It’s long been said that first impressions count and no more so is that true than when a new employee starts. The first couple of days in a new role can greatly determine not only how the job is done but if they stick around.
It’s natural to sigh with relief when you hire someone new, seeking reassurance that a role has been filled. However, the work doesn’t end there. A good induction should be an integral part of your employment process. Those first few interactions are key in promoting good engagement and high retention rates.
Therefore, with this in mind, Julie Pollock from Consult HR shares her top tips for welcoming employees.
Give them their contract
An offer letter, and contract of employment should be sent out as soon as possible. In fact, a contract of employment is essential and employers can be fined between 2 to 4 weeks pay per employee for failing to have written terms and conditions issued to staff.
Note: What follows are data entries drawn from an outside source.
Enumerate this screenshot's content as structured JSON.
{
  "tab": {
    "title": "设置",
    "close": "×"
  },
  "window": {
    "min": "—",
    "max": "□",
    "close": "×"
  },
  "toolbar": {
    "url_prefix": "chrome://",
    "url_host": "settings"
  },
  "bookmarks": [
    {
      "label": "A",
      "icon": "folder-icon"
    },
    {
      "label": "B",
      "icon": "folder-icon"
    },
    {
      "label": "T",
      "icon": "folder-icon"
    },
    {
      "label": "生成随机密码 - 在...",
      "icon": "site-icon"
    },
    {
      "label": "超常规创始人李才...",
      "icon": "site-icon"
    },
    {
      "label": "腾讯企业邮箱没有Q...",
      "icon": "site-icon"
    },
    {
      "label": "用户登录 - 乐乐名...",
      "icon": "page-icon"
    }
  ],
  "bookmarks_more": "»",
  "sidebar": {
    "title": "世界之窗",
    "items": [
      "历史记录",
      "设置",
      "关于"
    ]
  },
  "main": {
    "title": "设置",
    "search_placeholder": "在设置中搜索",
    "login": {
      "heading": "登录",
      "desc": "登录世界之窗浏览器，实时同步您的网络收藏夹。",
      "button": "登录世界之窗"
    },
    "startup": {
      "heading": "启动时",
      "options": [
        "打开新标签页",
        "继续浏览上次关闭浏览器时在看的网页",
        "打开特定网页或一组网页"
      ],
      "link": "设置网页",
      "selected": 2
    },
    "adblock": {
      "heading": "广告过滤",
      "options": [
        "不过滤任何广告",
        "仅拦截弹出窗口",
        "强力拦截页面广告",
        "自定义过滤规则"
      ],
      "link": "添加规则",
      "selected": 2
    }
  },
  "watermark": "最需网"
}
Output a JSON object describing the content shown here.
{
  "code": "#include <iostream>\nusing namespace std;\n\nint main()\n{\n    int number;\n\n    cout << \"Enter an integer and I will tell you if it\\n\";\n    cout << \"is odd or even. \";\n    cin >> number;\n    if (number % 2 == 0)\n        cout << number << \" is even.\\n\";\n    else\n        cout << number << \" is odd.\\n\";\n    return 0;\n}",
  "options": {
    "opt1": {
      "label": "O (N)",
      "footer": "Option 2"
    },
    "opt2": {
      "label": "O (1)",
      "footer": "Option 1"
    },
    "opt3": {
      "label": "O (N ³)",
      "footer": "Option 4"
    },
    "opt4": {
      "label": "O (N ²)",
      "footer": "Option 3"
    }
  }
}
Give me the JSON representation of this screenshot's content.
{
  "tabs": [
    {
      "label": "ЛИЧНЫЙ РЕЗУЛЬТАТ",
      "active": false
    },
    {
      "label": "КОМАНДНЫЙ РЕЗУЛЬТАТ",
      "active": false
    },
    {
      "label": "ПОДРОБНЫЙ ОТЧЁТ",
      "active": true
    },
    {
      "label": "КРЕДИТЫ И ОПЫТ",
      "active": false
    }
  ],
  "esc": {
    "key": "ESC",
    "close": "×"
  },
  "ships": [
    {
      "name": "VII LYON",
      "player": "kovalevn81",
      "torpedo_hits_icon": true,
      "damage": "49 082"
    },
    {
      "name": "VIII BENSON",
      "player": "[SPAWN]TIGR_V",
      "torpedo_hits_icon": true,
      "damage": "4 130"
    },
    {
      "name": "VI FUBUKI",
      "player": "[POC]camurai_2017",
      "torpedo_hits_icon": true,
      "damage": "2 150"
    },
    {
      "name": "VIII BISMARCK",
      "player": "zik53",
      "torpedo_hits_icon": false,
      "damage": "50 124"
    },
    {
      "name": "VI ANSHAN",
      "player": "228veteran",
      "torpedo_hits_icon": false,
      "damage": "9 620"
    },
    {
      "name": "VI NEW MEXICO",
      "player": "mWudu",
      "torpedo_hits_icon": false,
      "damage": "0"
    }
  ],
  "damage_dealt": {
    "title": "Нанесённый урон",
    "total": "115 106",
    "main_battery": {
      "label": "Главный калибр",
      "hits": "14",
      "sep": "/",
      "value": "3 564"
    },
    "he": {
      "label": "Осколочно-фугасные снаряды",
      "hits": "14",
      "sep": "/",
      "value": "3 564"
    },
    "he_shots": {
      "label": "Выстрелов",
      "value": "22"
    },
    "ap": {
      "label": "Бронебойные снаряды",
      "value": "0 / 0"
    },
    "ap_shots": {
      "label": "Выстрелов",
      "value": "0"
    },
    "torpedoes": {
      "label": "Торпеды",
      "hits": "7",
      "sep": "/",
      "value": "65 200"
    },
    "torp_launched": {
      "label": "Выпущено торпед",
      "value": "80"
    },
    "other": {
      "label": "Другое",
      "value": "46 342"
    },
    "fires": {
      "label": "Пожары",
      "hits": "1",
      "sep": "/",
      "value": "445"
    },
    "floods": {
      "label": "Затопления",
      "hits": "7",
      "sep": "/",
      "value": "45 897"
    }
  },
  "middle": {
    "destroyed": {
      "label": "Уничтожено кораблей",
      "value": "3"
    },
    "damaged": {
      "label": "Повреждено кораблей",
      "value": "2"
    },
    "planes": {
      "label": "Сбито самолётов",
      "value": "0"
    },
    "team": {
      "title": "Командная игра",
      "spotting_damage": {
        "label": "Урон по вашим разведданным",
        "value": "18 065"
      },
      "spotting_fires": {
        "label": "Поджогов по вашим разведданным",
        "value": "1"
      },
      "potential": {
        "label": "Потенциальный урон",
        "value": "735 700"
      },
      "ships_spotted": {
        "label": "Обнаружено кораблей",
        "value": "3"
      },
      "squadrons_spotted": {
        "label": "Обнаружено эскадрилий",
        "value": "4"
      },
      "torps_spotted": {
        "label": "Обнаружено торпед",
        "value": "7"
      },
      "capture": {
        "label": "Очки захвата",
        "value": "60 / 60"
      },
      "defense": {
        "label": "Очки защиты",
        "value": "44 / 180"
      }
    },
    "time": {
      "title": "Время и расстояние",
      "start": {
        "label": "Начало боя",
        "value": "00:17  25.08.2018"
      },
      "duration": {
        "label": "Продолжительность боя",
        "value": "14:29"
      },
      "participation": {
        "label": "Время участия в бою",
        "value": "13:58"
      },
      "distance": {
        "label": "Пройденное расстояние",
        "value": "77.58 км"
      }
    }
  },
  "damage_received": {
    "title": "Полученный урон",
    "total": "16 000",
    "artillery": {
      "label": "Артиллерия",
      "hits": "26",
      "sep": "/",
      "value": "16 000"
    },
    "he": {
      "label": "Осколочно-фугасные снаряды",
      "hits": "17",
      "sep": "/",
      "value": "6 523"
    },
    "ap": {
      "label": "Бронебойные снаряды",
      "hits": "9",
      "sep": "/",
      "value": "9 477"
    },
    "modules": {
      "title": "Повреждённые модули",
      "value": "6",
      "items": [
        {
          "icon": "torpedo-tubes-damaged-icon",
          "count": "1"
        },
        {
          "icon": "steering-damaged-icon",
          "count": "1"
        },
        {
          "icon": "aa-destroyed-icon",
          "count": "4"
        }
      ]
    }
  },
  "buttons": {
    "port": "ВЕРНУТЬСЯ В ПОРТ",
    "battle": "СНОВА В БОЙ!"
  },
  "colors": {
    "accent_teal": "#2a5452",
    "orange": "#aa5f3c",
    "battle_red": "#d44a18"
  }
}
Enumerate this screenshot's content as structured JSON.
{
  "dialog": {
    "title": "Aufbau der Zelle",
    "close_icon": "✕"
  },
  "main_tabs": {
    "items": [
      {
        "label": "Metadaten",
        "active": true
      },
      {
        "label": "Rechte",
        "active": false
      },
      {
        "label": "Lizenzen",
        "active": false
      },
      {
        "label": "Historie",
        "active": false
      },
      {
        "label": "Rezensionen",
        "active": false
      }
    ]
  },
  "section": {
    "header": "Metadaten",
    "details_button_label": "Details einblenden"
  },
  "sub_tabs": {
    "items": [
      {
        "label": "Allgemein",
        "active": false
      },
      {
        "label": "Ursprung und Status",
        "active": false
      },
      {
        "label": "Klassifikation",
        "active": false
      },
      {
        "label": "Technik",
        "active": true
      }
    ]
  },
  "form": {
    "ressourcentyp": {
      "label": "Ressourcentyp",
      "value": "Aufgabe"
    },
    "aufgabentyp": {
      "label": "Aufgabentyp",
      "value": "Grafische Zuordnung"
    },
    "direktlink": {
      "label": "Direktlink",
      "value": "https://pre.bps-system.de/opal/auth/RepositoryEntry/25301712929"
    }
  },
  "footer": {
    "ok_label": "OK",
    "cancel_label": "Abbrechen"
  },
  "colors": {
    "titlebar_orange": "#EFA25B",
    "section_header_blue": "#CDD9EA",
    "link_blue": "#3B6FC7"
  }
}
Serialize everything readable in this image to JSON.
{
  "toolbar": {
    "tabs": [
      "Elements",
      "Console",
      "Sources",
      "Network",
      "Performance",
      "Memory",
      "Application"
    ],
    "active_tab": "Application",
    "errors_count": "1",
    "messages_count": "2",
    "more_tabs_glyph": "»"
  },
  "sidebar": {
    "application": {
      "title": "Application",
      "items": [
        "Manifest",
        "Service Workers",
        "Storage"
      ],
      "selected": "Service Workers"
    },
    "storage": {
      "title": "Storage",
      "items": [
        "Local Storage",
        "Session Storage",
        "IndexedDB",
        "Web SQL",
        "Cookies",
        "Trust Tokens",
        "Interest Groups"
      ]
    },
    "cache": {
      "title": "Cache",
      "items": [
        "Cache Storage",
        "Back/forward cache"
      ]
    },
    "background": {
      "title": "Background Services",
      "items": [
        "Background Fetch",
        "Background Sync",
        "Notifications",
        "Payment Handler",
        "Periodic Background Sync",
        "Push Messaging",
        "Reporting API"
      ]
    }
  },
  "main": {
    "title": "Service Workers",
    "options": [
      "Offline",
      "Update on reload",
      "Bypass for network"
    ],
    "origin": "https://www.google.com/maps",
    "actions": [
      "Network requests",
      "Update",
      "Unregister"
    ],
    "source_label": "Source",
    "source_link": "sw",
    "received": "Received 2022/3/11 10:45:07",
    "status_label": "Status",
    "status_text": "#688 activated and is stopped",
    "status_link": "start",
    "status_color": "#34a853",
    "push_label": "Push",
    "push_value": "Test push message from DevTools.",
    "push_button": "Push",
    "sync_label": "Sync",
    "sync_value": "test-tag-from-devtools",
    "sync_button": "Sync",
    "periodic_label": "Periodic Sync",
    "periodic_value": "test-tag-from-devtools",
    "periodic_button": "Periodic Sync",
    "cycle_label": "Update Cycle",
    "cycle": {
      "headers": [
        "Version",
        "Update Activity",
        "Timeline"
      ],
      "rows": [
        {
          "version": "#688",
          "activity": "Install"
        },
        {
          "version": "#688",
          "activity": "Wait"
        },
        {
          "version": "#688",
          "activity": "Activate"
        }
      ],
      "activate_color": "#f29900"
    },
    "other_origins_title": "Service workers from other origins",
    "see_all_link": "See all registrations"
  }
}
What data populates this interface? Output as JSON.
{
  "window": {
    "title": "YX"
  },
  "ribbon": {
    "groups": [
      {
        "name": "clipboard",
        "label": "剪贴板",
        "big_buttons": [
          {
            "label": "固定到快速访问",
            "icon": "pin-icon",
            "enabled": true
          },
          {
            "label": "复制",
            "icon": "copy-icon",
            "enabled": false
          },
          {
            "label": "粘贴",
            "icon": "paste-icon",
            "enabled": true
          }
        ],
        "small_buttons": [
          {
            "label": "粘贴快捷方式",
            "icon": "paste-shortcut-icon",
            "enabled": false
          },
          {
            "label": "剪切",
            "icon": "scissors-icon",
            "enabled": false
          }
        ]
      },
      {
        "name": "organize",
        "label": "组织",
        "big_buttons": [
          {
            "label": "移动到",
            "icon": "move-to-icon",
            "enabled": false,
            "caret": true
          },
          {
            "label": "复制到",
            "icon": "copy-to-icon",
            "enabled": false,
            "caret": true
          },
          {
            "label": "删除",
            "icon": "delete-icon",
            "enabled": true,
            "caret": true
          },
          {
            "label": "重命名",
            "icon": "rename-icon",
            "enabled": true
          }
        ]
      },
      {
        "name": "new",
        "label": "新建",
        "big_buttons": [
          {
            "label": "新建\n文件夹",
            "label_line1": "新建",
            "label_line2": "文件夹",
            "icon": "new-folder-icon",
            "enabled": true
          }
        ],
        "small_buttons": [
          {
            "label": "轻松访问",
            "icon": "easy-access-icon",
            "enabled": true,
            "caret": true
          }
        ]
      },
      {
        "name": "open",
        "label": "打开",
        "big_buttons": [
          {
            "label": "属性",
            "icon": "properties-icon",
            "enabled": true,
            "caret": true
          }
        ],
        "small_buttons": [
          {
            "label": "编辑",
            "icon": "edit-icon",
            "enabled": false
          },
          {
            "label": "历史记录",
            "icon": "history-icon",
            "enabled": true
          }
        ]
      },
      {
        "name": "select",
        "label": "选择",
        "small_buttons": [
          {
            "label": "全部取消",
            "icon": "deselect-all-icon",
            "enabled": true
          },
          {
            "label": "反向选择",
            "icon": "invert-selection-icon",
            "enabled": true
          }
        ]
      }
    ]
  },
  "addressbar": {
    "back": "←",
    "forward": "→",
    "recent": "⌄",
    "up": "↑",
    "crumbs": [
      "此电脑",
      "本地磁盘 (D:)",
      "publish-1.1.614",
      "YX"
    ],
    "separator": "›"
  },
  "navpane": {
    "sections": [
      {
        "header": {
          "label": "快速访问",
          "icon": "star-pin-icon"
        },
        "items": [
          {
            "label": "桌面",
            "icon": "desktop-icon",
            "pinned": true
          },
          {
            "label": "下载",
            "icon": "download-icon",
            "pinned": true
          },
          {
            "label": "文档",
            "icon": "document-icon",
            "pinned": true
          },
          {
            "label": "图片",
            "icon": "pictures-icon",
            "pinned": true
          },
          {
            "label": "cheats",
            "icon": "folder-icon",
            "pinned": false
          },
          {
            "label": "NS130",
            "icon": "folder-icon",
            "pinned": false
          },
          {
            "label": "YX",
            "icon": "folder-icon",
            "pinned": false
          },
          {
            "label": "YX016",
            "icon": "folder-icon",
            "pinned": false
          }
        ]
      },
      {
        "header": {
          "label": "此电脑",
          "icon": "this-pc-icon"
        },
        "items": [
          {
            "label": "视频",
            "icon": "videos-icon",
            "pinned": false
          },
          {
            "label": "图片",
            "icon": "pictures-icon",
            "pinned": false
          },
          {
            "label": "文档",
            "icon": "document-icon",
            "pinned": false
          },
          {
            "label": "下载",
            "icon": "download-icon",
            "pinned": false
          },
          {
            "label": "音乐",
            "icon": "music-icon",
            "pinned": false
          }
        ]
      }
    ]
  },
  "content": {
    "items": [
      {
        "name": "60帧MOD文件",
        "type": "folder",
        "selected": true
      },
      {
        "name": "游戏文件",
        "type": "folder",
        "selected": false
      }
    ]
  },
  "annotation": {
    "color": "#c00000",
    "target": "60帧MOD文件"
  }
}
The contract should include:
- Details of the position offer, including job title
- Primary duties and responsibilities that the role includes
- Details of salary
- The duration of employment, whether it is permanent or for a fixed period of time
- Details of any benefits such as holiday entitlement, pension, bonuses, health insurance plans etc
- Restrictive covenants or a non-compete agreement, stating the employee cannot work for a competitor or start a competing business within a specified time frame, if necessary
- Reasons and grounds for termination
- Confidentiality guidelines
Read more about contracts of employment in detail in our blog post here.
Stay in touch
Often, when changing jobs, employees are required to work a notice period, meaning there can be a lengthy gap between them accepting the job and actually starting. This is especially true when filling a new-grad job, with interviews often taking place months in advance. Therefore, it is good practice to stay in touch, to keep them engaged. Inviting the new employee to a team event, is a great way for them to meet the rest of the team ahead of their start date. Or, if you have an internal company newsletter, subscribe them to it so that they can keep up to date with what’s been happening. This is an easy, yet effective way to help them feel a part of the team and excited about starting their new role.
Preparing for day one
Everyone undoubtedly feels nervous on their first day in a new job, but thankfully, with a little preparation, you can make this process as smooth as possible. Ahead of their start date, make sure they have all the necessary equipment available to them such as computer, programmes, a phone etc. Set up an email address and add them to any projects that they will be a part of. Having everything ready in advance means they can hit the ground running. Plus, there won’t be any awkward waiting around for things to be ‘sorted’. First impressions matter and entering a well structured, organised environment is the best possible start you can give a new employee.
Training is an integral part of a job and investing a little time in this initially goes a long way in ensuring a new employee’s success. Planning a workflow and overseeing tasks for the first week or two is good idea. You should also ensure a thorough induction is carried out. Not only should this involve going through their job description, but introducing them to the team and anyone else they will be working with. Lunchtime on the first day can be overwhelming so arranging a colleague to take care of them will be warmly received.
Policies and procedures
Many businesses are guilty of overlooking this process, dealing only with issues as they arise. However, get things off to a smooth start by explaining terms and conditions of employment, health and safety and policies such as booking annual leave, or what to do if they are sick.
A final note on retaining staff
From my experience, businesses are struggling with skills shortages and in many cases holding on to good staff is a struggle, which compounds the issue even further.
Recruiting good staff is a competitive market, and you need to appeal to those thinking about applying to your vacancy that your business is a good place to work.
Once you have found your ideal employee, you should ensure you hold on to them. Staff will leave and go and work elsewhere if you are not providing them with what they are looking for in a job. We are moving into an era where millennials will make up a high proportion of our workforce; they expect to set their own career path, their loyalty to an employer is lower and they demand regular feedback so employers now need to implement systems that are going to tick these boxes.
Employers need to be more aware of what employees want and what they should do to try and keep them. Gone are the days where employers should expect employees to be thankful they have a job.
If you need help with retaining staff, contracts of employment or new starts, get in touch today. Call Julie on: 078 5808 9006 or email: Julie@consulthr.co.uk